Trump's attack on Yovanovitch prompted Democrats to accuse Trump of witness intimidation. Trump, meanwhile, has fumed for weeks that Pompeo is responsible for hiring State Department officials whose congressional testimony threatens to bring down his presidency, according to four current and former senior administration officials.

Senate GOP support for Trump remains steady ahead of Week 2 of hearings

As the second week of the House's public impeachment hearings begins, Senate Republicans are not wavering on their support for Trump.

Even as a number of witnesses appear to corroborate that Trump was personally involved in pushing for Ukraine to investigate his political rivals, and holding up military aid along the way, Senate Republicans still appear to be unwavering in their opposition to convicting the president if/when the case makes it to the upper chamber.

Senate Majority Leader Mitch McConnell, R-Ky., reiterated Monday in Kentucky that he expects to get the case, but that he does not expect the president to be removed from office.
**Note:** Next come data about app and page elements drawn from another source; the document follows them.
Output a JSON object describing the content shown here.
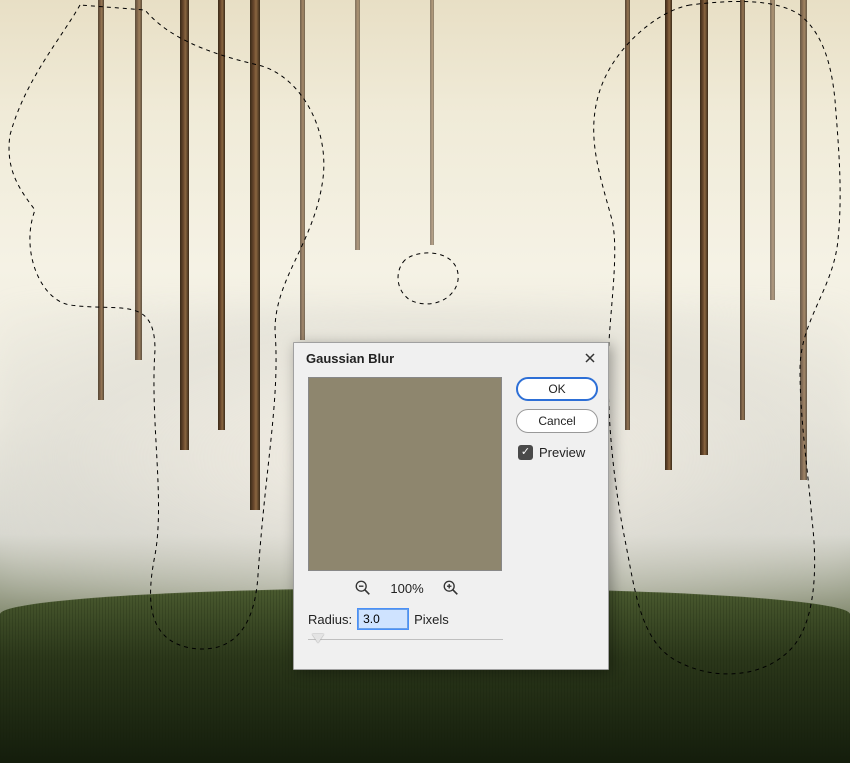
{
  "dialog": {
    "title": "Gaussian Blur",
    "ok": "OK",
    "cancel": "Cancel",
    "preview_label": "Preview",
    "preview_checked": "✓",
    "zoom_level": "100%",
    "radius_label": "Radius:",
    "radius_value": "3.0",
    "radius_units": "Pixels"
  }
}
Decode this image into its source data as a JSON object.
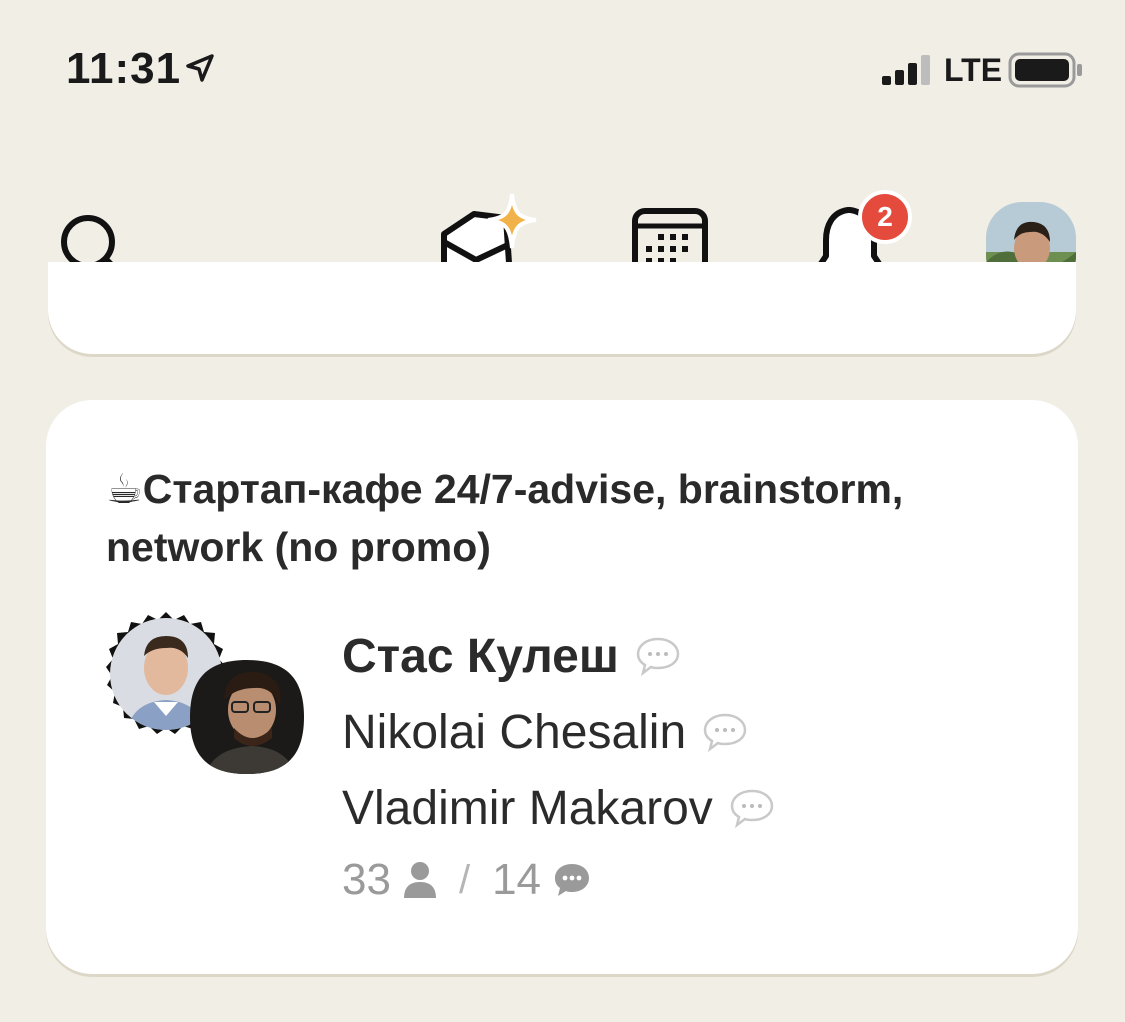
{
  "status_bar": {
    "time": "11:31",
    "carrier": "LTE"
  },
  "nav": {
    "notification_count": "2"
  },
  "room": {
    "cup_emoji": "☕",
    "title": "Стартап-кафе 24/7-advise, brainstorm, network (no promo)",
    "speakers": [
      {
        "name": "Стас Кулеш"
      },
      {
        "name": "Nikolai Chesalin"
      },
      {
        "name": "Vladimir Makarov"
      }
    ],
    "listener_count": "33",
    "speaker_count": "14"
  },
  "colors": {
    "background": "#f1eee6",
    "card": "#ffffff",
    "badge": "#e54b3c",
    "muted": "#9a9a9a",
    "sparkle": "#f2b24a"
  }
}
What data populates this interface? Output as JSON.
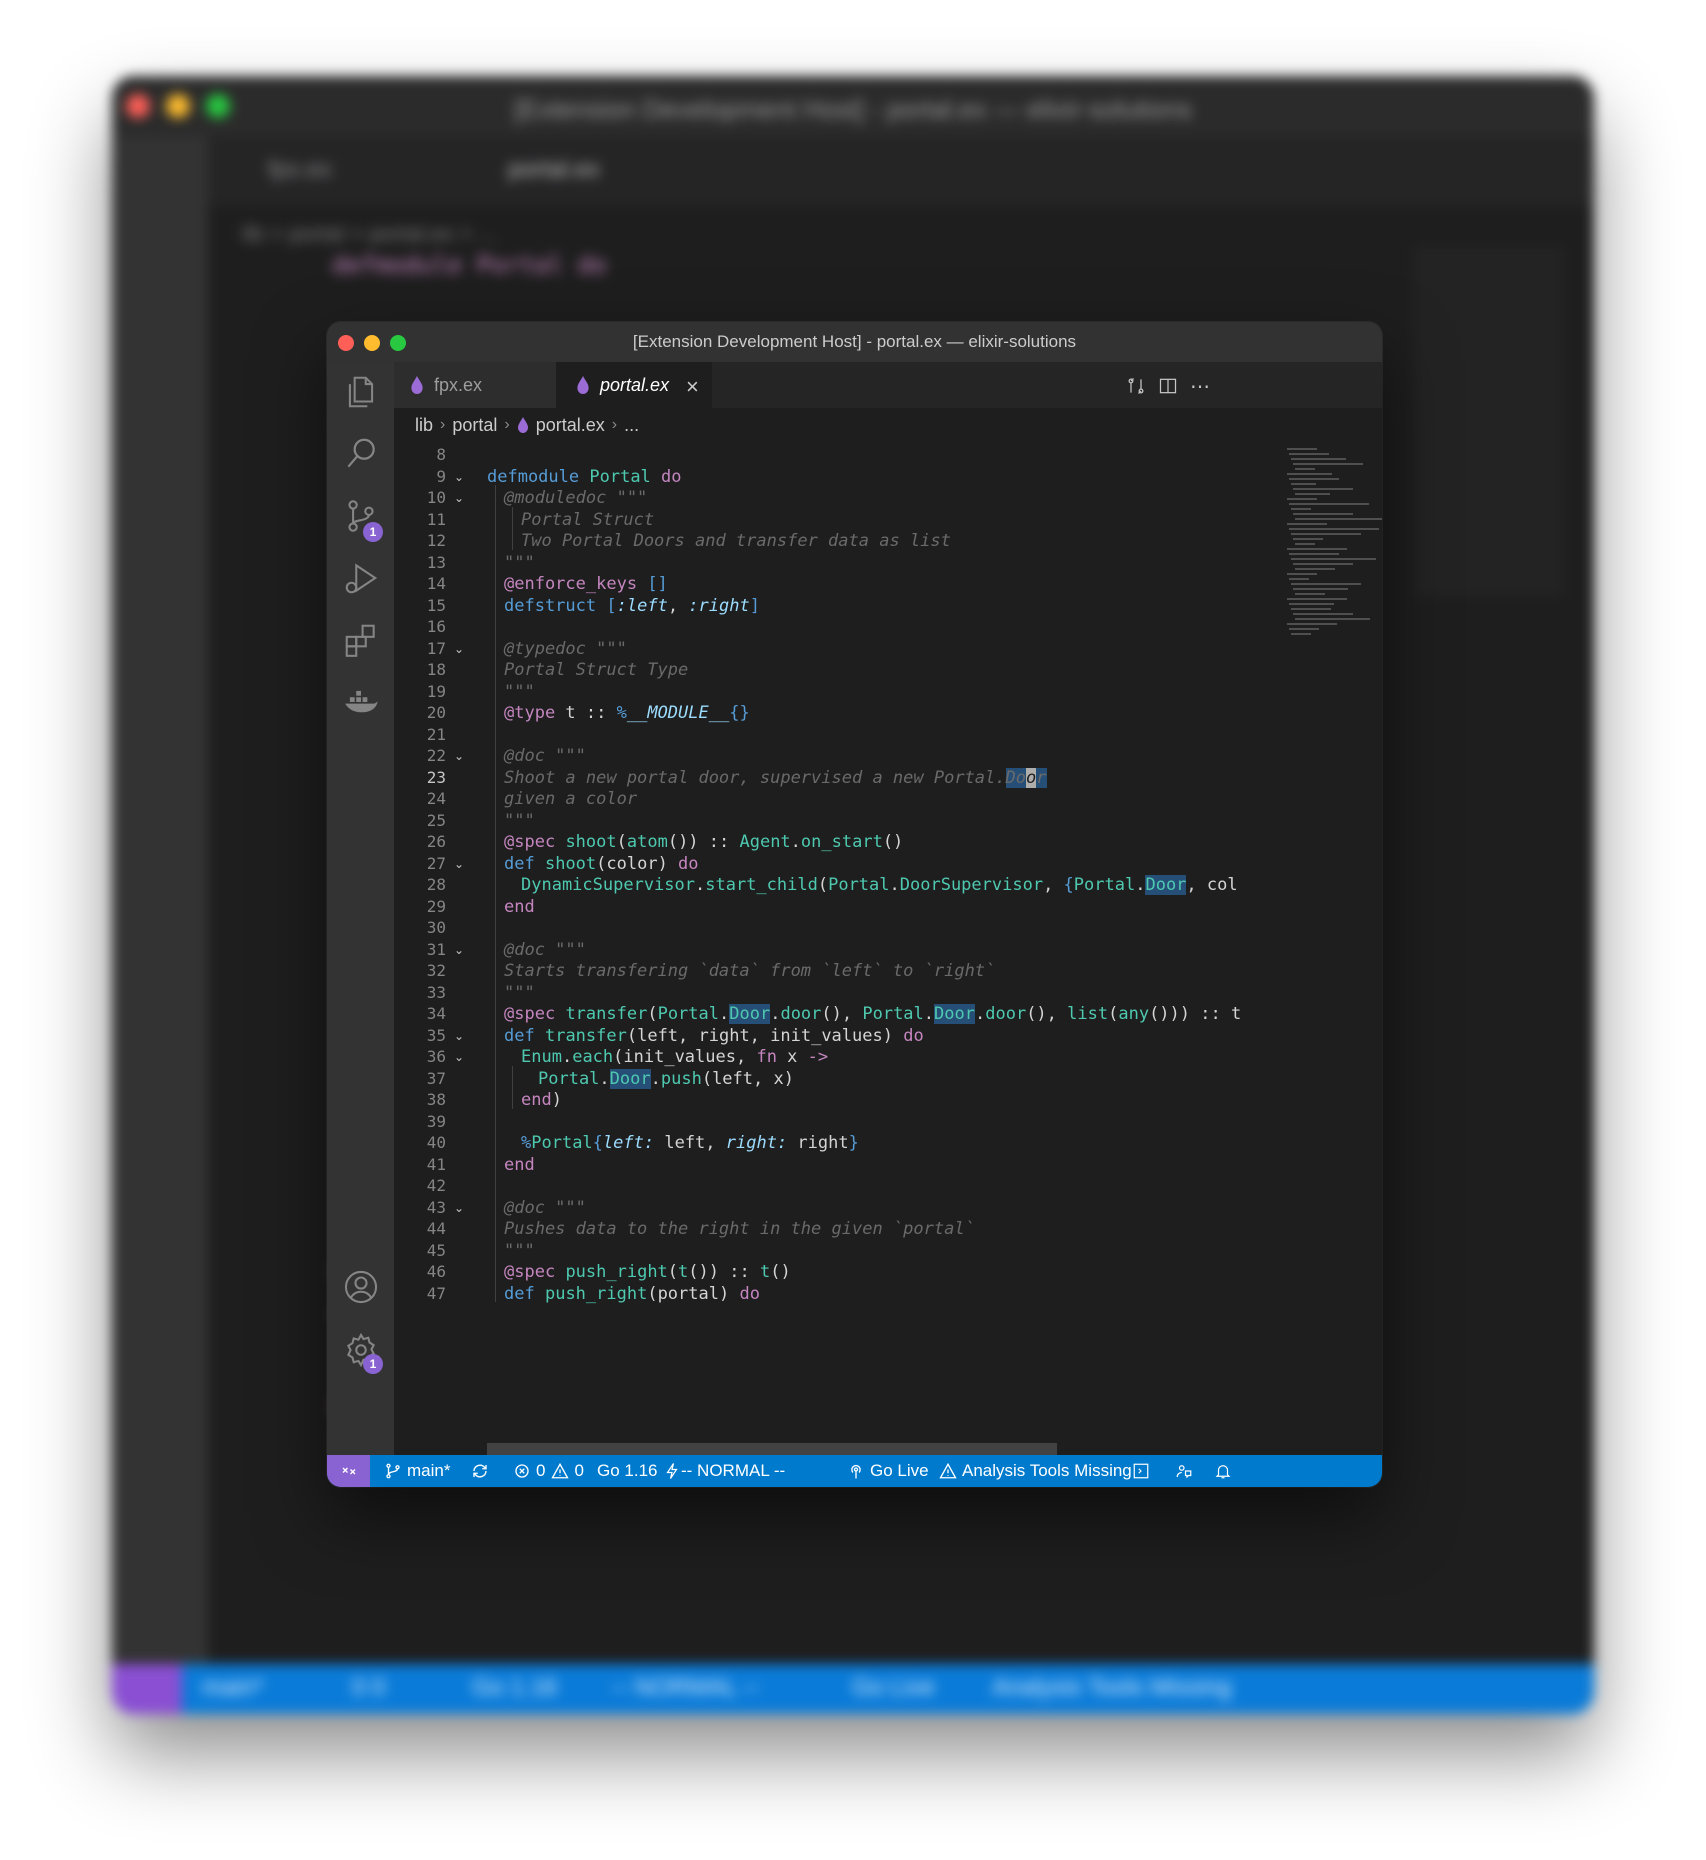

As we know, that would take 20 Senate Republicans to join every single Democrat to get the two-thirds majority needed to convict. That has never happened to a president in history, and looks unlikely this time around, particularly as the Senate trial will likely bleed into an election year. 

And while most of the impeachment inquiry story lives in the House, Republicans have asked Sen. Ron Johnson, R-Wisc., for information about his interactions with the Trump administration involving Ukraine and the military aid that was held up. They sent that request in a letter to Johnson on Friday, which he mentioned on NBC's "Meet the Press" on Sunday, and he’s working on a response (likely in writing.)